Leaf cell-specific and single-cell transcriptional profiling reveals a role for the palisade layer in UV light protection (Plant Cell)
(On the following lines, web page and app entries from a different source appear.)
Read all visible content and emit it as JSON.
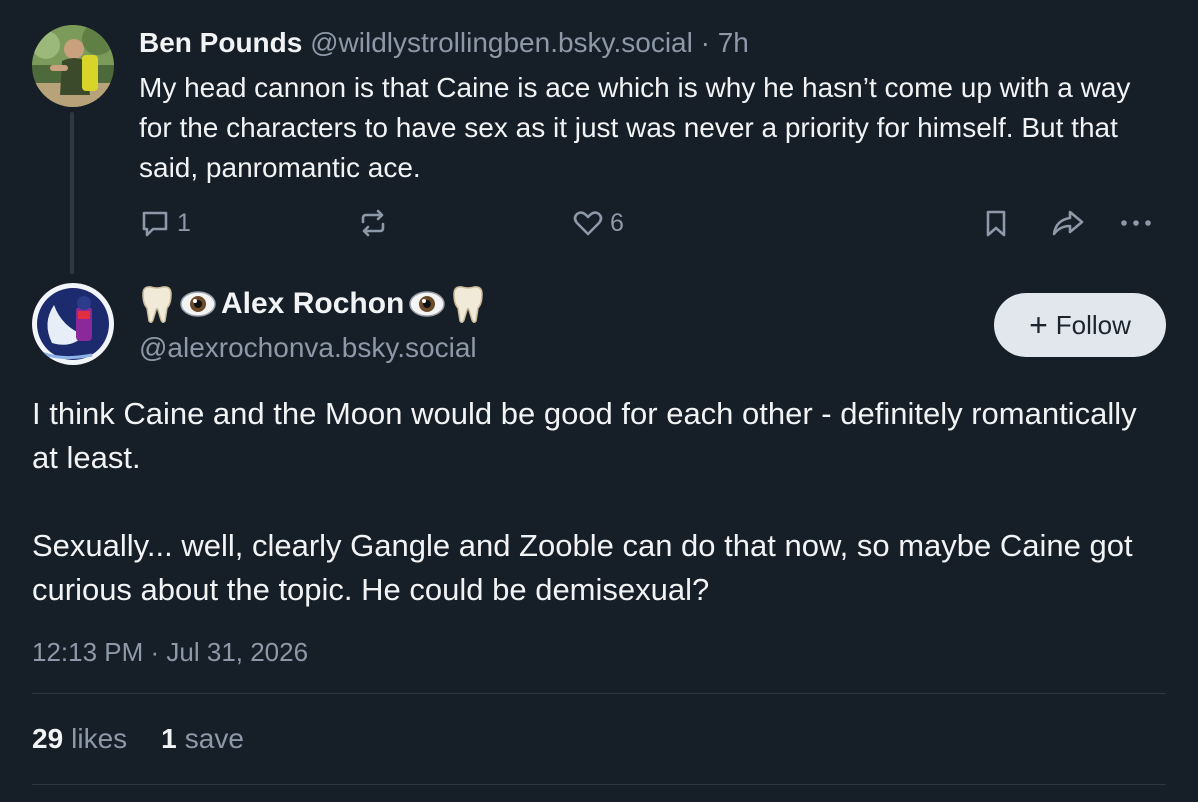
{
  "reply": {
    "author_name": "Ben Pounds",
    "author_handle": "@wildlystrollingben.bsky.social",
    "separator": "·",
    "time": "7h",
    "text": "My head cannon is that Caine is ace which is why he hasn’t come up with a way for the characters to have sex as it just was never a priority for himself. But that said, panromantic ace.",
    "reply_count": "1",
    "like_count": "6",
    "avatar_icon": "person-photo-avatar"
  },
  "post": {
    "author_name": "Alex Rochon",
    "author_handle": "@alexrochonva.bsky.social",
    "name_emojis": [
      "tooth",
      "eye",
      "eye",
      "tooth"
    ],
    "follow_label": "Follow",
    "paragraph_1": "I think Caine and the Moon would be good for each other - definitely romantically at least.",
    "paragraph_2": "Sexually... well, clearly Gangle and Zooble can do that now, so maybe Caine got curious about the topic. He could be demisexual?",
    "date": "12:13 PM · Jul 31, 2026",
    "avatar_icon": "moon-character-avatar"
  },
  "stats": {
    "likes_count": "29",
    "likes_label": "likes",
    "saves_count": "1",
    "saves_label": "save"
  },
  "colors": {
    "background": "#161e27",
    "text": "#f1f3f5",
    "muted": "#8d99a8",
    "divider": "#2e3844",
    "follow_bg": "#e2e7ee"
  }
}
Leaves are the specialized organs of the plant that have evolved to maximize the use of light and CO2 for efficient photosynthesis. Although knowledge of photosynthesis has exploded recently, the molecular intricacies underlying leaf anatomy, especially mesophyll, remains unravelled. The palisade mesophyll forms the columnar layer at the adaxial side and conducts light into the leaf. Despite its importance in photosynthesis, less is known about the unique molecular markers of palisade cells. Procko et al. generated a transcriptional profile of palisade mesophyll in Arabidopsis through the combination of bulk palisade cell purification and single-cell RNA sequencing. Although the cells have unique cellular feature and placement, the gene expression was highly similar to other photosynthetic cells, suggesting a conserved genetic blueprint of photosynthetic cells. However, expression of genes from phenylpropanoid pathway were enriched in palisade cells. The authors revealed that a phenylpropanoid related gene FAH1 (FERULIC ACID 5-HYDROXYLASE 1) producing a UV-B protectant, sinapoylmalate, was expressed at high levels in palisade cells. This highlights the novel role of palisade mesophyll as the “sunscreen” in protecting the leaf from photooxidative UV damage that is further supported by its location. (Summary by Prakshi Aneja @PrakshiAneja) Plant Cell 10.1093/plcell/koac167